(Interface dataset entries)
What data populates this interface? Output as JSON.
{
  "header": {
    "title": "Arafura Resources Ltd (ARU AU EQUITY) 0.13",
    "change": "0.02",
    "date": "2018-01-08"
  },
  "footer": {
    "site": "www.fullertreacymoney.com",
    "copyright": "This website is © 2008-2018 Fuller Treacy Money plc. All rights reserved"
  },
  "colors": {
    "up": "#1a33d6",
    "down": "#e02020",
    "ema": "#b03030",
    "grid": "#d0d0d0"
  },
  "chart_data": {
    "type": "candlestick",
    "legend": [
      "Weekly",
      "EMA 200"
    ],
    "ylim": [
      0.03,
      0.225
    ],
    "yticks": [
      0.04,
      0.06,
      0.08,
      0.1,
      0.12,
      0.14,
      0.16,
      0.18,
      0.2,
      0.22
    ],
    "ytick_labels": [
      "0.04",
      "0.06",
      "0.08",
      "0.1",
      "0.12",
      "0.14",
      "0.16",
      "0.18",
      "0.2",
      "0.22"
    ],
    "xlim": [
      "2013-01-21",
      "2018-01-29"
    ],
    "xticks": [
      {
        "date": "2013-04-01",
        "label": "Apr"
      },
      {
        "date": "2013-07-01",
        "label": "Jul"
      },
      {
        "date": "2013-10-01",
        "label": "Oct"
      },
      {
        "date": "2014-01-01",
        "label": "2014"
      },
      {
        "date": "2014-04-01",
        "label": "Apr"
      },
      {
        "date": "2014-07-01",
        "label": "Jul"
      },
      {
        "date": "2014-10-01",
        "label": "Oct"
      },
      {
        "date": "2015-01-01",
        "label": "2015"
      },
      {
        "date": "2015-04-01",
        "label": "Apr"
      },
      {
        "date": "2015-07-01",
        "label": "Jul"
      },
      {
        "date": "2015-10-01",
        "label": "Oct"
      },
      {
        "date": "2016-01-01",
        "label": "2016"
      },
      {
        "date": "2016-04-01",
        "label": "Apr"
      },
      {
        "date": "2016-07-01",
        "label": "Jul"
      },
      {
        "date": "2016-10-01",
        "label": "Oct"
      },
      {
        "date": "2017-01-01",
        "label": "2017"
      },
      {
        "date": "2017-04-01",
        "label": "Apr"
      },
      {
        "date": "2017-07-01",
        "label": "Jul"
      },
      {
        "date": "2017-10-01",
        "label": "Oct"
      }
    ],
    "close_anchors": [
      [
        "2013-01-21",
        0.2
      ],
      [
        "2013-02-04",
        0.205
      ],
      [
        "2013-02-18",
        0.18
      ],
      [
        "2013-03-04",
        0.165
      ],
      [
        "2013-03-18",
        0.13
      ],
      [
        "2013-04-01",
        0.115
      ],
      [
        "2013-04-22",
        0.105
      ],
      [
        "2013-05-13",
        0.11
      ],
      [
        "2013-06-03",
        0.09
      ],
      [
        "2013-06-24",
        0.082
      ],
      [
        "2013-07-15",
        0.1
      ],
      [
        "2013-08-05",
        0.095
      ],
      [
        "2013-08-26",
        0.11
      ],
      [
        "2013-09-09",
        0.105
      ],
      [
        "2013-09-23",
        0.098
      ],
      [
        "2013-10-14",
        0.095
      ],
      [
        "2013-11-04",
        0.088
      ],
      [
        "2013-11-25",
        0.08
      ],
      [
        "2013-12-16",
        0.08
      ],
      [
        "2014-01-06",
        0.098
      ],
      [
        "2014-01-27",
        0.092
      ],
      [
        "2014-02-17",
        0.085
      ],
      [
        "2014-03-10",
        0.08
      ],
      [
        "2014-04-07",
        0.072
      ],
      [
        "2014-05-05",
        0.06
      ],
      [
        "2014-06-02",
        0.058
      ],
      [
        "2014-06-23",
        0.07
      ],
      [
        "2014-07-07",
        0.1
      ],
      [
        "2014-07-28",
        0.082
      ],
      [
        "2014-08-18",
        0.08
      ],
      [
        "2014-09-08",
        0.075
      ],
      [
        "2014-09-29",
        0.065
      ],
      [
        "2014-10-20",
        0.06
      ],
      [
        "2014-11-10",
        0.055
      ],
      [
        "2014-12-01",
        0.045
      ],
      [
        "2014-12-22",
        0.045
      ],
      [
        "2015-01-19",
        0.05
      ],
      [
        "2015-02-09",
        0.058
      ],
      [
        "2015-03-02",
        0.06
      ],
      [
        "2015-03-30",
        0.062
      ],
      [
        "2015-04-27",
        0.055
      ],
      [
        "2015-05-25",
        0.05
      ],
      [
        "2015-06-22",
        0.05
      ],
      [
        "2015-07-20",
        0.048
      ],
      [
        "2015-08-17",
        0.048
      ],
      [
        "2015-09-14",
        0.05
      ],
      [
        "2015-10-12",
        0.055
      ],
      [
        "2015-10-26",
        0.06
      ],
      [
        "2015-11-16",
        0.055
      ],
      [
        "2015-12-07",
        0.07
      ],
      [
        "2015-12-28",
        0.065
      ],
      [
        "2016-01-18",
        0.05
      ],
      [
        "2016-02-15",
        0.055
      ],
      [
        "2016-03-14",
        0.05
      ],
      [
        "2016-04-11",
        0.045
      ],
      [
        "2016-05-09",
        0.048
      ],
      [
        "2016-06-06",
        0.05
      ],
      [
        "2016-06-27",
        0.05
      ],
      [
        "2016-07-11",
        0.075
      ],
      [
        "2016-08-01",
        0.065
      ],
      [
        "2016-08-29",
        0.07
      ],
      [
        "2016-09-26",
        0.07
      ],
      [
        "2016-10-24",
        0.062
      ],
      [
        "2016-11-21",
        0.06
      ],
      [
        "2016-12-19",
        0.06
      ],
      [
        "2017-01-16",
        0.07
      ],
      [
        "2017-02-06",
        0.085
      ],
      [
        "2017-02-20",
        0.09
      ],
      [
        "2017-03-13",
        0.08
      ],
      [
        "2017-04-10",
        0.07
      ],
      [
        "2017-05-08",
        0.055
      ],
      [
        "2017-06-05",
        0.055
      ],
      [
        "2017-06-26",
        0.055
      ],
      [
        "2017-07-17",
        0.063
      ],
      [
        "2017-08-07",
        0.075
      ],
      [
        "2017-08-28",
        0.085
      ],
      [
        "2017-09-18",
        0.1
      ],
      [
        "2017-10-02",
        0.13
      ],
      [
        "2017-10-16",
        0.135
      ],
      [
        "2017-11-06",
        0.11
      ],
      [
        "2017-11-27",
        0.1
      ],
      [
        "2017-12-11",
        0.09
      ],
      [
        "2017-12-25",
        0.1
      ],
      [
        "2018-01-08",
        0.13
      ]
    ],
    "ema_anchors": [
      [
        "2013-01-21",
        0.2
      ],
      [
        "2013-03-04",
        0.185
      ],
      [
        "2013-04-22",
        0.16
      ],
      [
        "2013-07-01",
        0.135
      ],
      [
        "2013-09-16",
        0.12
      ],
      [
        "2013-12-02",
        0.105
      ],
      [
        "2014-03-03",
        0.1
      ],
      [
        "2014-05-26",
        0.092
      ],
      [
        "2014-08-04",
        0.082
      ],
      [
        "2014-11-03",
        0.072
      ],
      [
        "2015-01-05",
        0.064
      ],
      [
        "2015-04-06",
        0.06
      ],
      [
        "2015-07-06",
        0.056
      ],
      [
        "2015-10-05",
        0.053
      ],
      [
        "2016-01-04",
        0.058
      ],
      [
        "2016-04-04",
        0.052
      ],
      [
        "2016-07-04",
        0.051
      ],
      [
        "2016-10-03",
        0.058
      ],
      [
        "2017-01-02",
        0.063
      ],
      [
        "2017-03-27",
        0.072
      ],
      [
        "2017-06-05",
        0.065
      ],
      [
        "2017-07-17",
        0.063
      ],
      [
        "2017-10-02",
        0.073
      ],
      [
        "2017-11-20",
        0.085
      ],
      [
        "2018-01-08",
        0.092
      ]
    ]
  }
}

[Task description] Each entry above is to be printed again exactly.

[Task response]
What data populates this interface? Output as JSON.
{
  "header": {
    "title": "Arafura Resources Ltd (ARU AU EQUITY) 0.13",
    "change": "0.02",
    "date": "2018-01-08"
  },
  "footer": {
    "site": "www.fullertreacymoney.com",
    "copyright": "This website is © 2008-2018 Fuller Treacy Money plc. All rights reserved"
  },
  "colors": {
    "up": "#1a33d6",
    "down": "#e02020",
    "ema": "#b03030",
    "grid": "#d0d0d0"
  },
  "chart_data": {
    "type": "candlestick",
    "legend": [
      "Weekly",
      "EMA 200"
    ],
    "ylim": [
      0.03,
      0.225
    ],
    "yticks": [
      0.04,
      0.06,
      0.08,
      0.1,
      0.12,
      0.14,
      0.16,
      0.18,
      0.2,
      0.22
    ],
    "ytick_labels": [
      "0.04",
      "0.06",
      "0.08",
      "0.1",
      "0.12",
      "0.14",
      "0.16",
      "0.18",
      "0.2",
      "0.22"
    ],
    "xlim": [
      "2013-01-21",
      "2018-01-29"
    ],
    "xticks": [
      {
        "date": "2013-04-01",
        "label": "Apr"
      },
      {
        "date": "2013-07-01",
        "label": "Jul"
      },
      {
        "date": "2013-10-01",
        "label": "Oct"
      },
      {
        "date": "2014-01-01",
        "label": "2014"
      },
      {
        "date": "2014-04-01",
        "label": "Apr"
      },
      {
        "date": "2014-07-01",
        "label": "Jul"
      },
      {
        "date": "2014-10-01",
        "label": "Oct"
      },
      {
        "date": "2015-01-01",
        "label": "2015"
      },
      {
        "date": "2015-04-01",
        "label": "Apr"
      },
      {
        "date": "2015-07-01",
        "label": "Jul"
      },
      {
        "date": "2015-10-01",
        "label": "Oct"
      },
      {
        "date": "2016-01-01",
        "label": "2016"
      },
      {
        "date": "2016-04-01",
        "label": "Apr"
      },
      {
        "date": "2016-07-01",
        "label": "Jul"
      },
      {
        "date": "2016-10-01",
        "label": "Oct"
      },
      {
        "date": "2017-01-01",
        "label": "2017"
      },
      {
        "date": "2017-04-01",
        "label": "Apr"
      },
      {
        "date": "2017-07-01",
        "label": "Jul"
      },
      {
        "date": "2017-10-01",
        "label": "Oct"
      }
    ],
    "close_anchors": [
      [
        "2013-01-21",
        0.2
      ],
      [
        "2013-02-04",
        0.205
      ],
      [
        "2013-02-18",
        0.18
      ],
      [
        "2013-03-04",
        0.165
      ],
      [
        "2013-03-18",
        0.13
      ],
      [
        "2013-04-01",
        0.115
      ],
      [
        "2013-04-22",
        0.105
      ],
      [
        "2013-05-13",
        0.11
      ],
      [
        "2013-06-03",
        0.09
      ],
      [
        "2013-06-24",
        0.082
      ],
      [
        "2013-07-15",
        0.1
      ],
      [
        "2013-08-05",
        0.095
      ],
      [
        "2013-08-26",
        0.11
      ],
      [
        "2013-09-09",
        0.105
      ],
      [
        "2013-09-23",
        0.098
      ],
      [
        "2013-10-14",
        0.095
      ],
      [
        "2013-11-04",
        0.088
      ],
      [
        "2013-11-25",
        0.08
      ],
      [
        "2013-12-16",
        0.08
      ],
      [
        "2014-01-06",
        0.098
      ],
      [
        "2014-01-27",
        0.092
      ],
      [
        "2014-02-17",
        0.085
      ],
      [
        "2014-03-10",
        0.08
      ],
      [
        "2014-04-07",
        0.072
      ],
      [
        "2014-05-05",
        0.06
      ],
      [
        "2014-06-02",
        0.058
      ],
      [
        "2014-06-23",
        0.07
      ],
      [
        "2014-07-07",
        0.1
      ],
      [
        "2014-07-28",
        0.082
      ],
      [
        "2014-08-18",
        0.08
      ],
      [
        "2014-09-08",
        0.075
      ],
      [
        "2014-09-29",
        0.065
      ],
      [
        "2014-10-20",
        0.06
      ],
      [
        "2014-11-10",
        0.055
      ],
      [
        "2014-12-01",
        0.045
      ],
      [
        "2014-12-22",
        0.045
      ],
      [
        "2015-01-19",
        0.05
      ],
      [
        "2015-02-09",
        0.058
      ],
      [
        "2015-03-02",
        0.06
      ],
      [
        "2015-03-30",
        0.062
      ],
      [
        "2015-04-27",
        0.055
      ],
      [
        "2015-05-25",
        0.05
      ],
      [
        "2015-06-22",
        0.05
      ],
      [
        "2015-07-20",
        0.048
      ],
      [
        "2015-08-17",
        0.048
      ],
      [
        "2015-09-14",
        0.05
      ],
      [
        "2015-10-12",
        0.055
      ],
      [
        "2015-10-26",
        0.06
      ],
      [
        "2015-11-16",
        0.055
      ],
      [
        "2015-12-07",
        0.07
      ],
      [
        "2015-12-28",
        0.065
      ],
      [
        "2016-01-18",
        0.05
      ],
      [
        "2016-02-15",
        0.055
      ],
      [
        "2016-03-14",
        0.05
      ],
      [
        "2016-04-11",
        0.045
      ],
      [
        "2016-05-09",
        0.048
      ],
      [
        "2016-06-06",
        0.05
      ],
      [
        "2016-06-27",
        0.05
      ],
      [
        "2016-07-11",
        0.075
      ],
      [
        "2016-08-01",
        0.065
      ],
      [
        "2016-08-29",
        0.07
      ],
      [
        "2016-09-26",
        0.07
      ],
      [
        "2016-10-24",
        0.062
      ],
      [
        "2016-11-21",
        0.06
      ],
      [
        "2016-12-19",
        0.06
      ],
      [
        "2017-01-16",
        0.07
      ],
      [
        "2017-02-06",
        0.085
      ],
      [
        "2017-02-20",
        0.09
      ],
      [
        "2017-03-13",
        0.08
      ],
      [
        "2017-04-10",
        0.07
      ],
      [
        "2017-05-08",
        0.055
      ],
      [
        "2017-06-05",
        0.055
      ],
      [
        "2017-06-26",
        0.055
      ],
      [
        "2017-07-17",
        0.063
      ],
      [
        "2017-08-07",
        0.075
      ],
      [
        "2017-08-28",
        0.085
      ],
      [
        "2017-09-18",
        0.1
      ],
      [
        "2017-10-02",
        0.13
      ],
      [
        "2017-10-16",
        0.135
      ],
      [
        "2017-11-06",
        0.11
      ],
      [
        "2017-11-27",
        0.1
      ],
      [
        "2017-12-11",
        0.09
      ],
      [
        "2017-12-25",
        0.1
      ],
      [
        "2018-01-08",
        0.13
      ]
    ],
    "ema_anchors": [
      [
        "2013-01-21",
        0.2
      ],
      [
        "2013-03-04",
        0.185
      ],
      [
        "2013-04-22",
        0.16
      ],
      [
        "2013-07-01",
        0.135
      ],
      [
        "2013-09-16",
        0.12
      ],
      [
        "2013-12-02",
        0.105
      ],
      [
        "2014-03-03",
        0.1
      ],
      [
        "2014-05-26",
        0.092
      ],
      [
        "2014-08-04",
        0.082
      ],
      [
        "2014-11-03",
        0.072
      ],
      [
        "2015-01-05",
        0.064
      ],
      [
        "2015-04-06",
        0.06
      ],
      [
        "2015-07-06",
        0.056
      ],
      [
        "2015-10-05",
        0.053
      ],
      [
        "2016-01-04",
        0.058
      ],
      [
        "2016-04-04",
        0.052
      ],
      [
        "2016-07-04",
        0.051
      ],
      [
        "2016-10-03",
        0.058
      ],
      [
        "2017-01-02",
        0.063
      ],
      [
        "2017-03-27",
        0.072
      ],
      [
        "2017-06-05",
        0.065
      ],
      [
        "2017-07-17",
        0.063
      ],
      [
        "2017-10-02",
        0.073
      ],
      [
        "2017-11-20",
        0.085
      ],
      [
        "2018-01-08",
        0.092
      ]
    ]
  }
}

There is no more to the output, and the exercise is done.